The reefs contain an abundance of species unique to the Gulf, but the region hasn’t been well-studied, says NOAA researcher GP Schmahl, who is also Flower Garden Banks’ superintendent. Expanding the protected area would allow more research into what Schmahl describes as a “very lush biological area.” Just this summer, a new species of black coral was discovered here.
Expanding the sanctuary is also key to sustaining its long-term health. Although the Gulf’s coral reefs are considered healthy, the bar for measuring reef health is pretty low.
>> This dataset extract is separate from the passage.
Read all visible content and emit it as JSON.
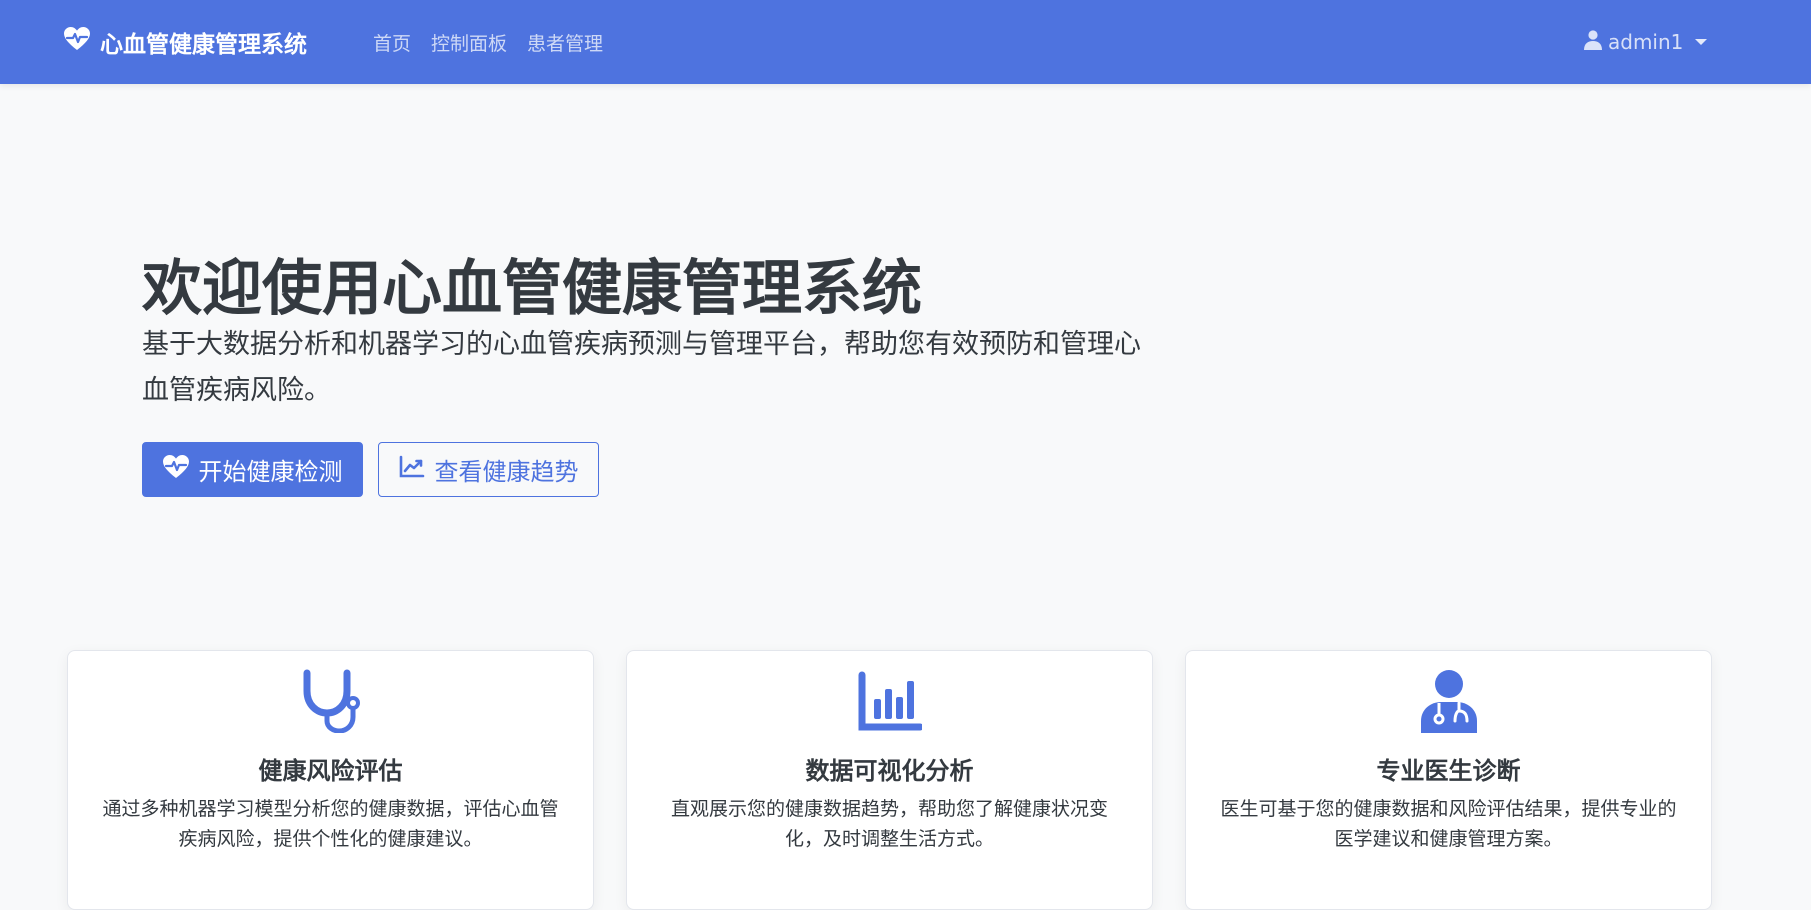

The Great Barrier, which is the world’s largest coral reef system, has been decimated by climate change and industrial activity, and the Gulf’s reefs aren’t immune to those threats—just this year, the sea surface temperatures are running 3 degrees above average.
In 2016, NOAA sought public input on a variety of plans for the sanctuary’s future, ranging from maintaining the current borders at 56 square miles to expanding it to cover 935 square miles. The public overwhelmingly supported the largest expansion plan, one that would have created a marine sanctuary from the Texas-Louisiana border to the Mississippi Delta.
But Flower Garden Banks’ $1 million budget can’t support such an expansion. NOAA settled on a more realistic build-out of 383 square miles and 15 new banks, but even that plan was scrapped after the petroleum and fishing industries argued the plan would eat into profits. The response has, predictably, perturbed environmental advocates.
Now sanctuary managers seek to increase the area to 160 square miles, effectively one-fifth of what the public wanted. Nonetheless, the current plan would triple the existing sanctuary’s size and still allow for more protection of biodiversity hot spots, according to NOAA. Though the process for expanding is “painfully slow,” Schmahl says, the opportunity to expand the sanctuary will return in a couple of years: After all, it took nearly 60 years of advocacy before the Texas researchers who first recognized Flower Garden Banks’ ecological significance saw any protections established.
In the meantime, some of the bright orange, yellow, or pink coral reefs may turn stark white when damaged. They will no longer support a thriving community of marine life. But until that happens, environmentalists and scientists aren’t giving up on protecting these unique habitats for the future.